8Ogilvy on Advertising* and The Copywriter’s Handbook were less enjoyable to read, but full of practical information. I was surprised to find Ogilvy on Advertising felt less dated than The Copywriter’s Handbook, likely because Ogilvy focused less on specifics than Bly did. Ogilvy’s relentless focus on provable, measurable results is fascinating. He was talking about data-driven marketing (a common enough practice in 2015) way back in the mid-1980s.
The Copywriter’s Handbook by Bob Bly
The copy of The Copywriter’s Handbook I read had a new section on writing for the web that was hilariously dated in 2015. Tons of mentions of “e-zines”. But the strategies Bly wrote about in 2005 still apply today - collecting emails, running drip campaigns, and selling with benefits. He had similar advice as Ogilvy: work on something you can measure. Try new approaches, measure the results, get better over time. Solid, practical advice for any marketer.
A common thread I noticed in all three of these books is each writer takes a practical, craftsman-like approach to writing. These aren’t flowery authors. They write about the “craft” of writing, not the “art”, which appeals to me.
Thoughts on My Systems
One month in and I’m feeling good about these systems. I’ve gotten a lot more done in a single month than I typically do. That persistent, nagging feeling I should be using my spare time more productively has all but vanished.
I’ve already thought of ways to improve my systems - bumping up my daily word count, and keeping notes on the book I’m reading as I read it. This would help with summary blog posts at the end of the month. I’d be able to talk about a book I read three weeks ago with more salient points than “It was good, I liked it”.
Still, off to a good start.
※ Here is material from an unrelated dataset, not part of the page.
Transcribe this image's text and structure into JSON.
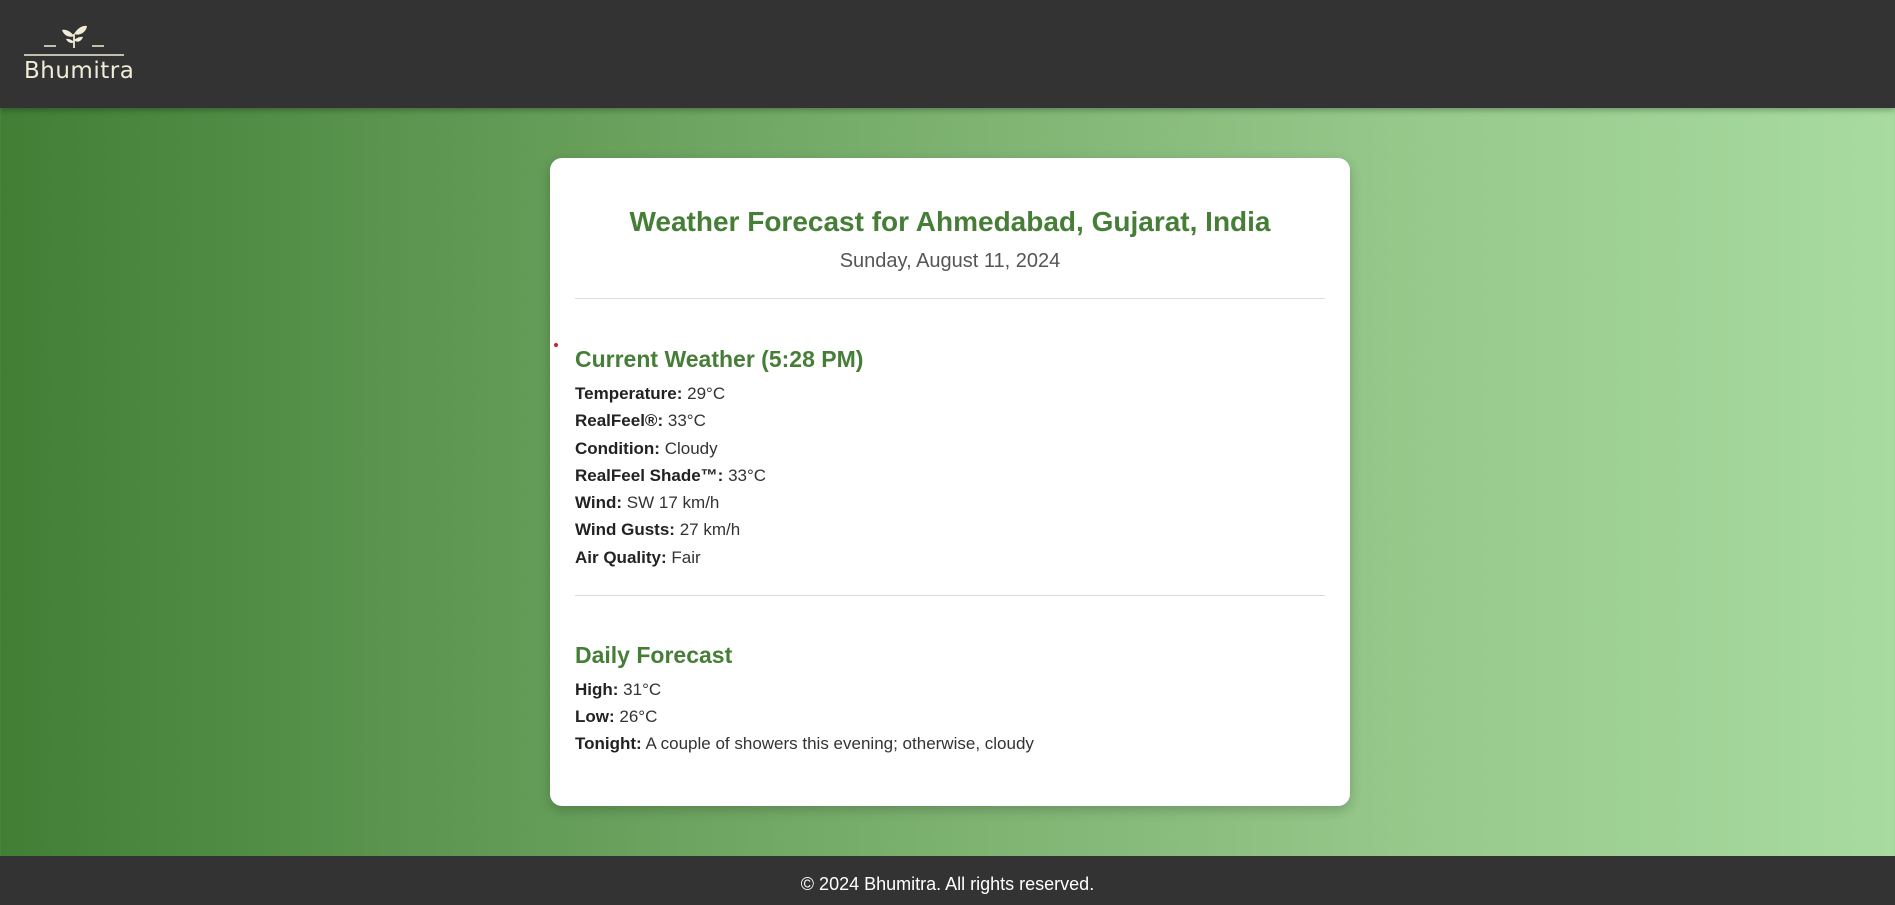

Feels good to talk about things I’ve done, not things I plan to do. I feel less pressure to keep a promise I’ve made.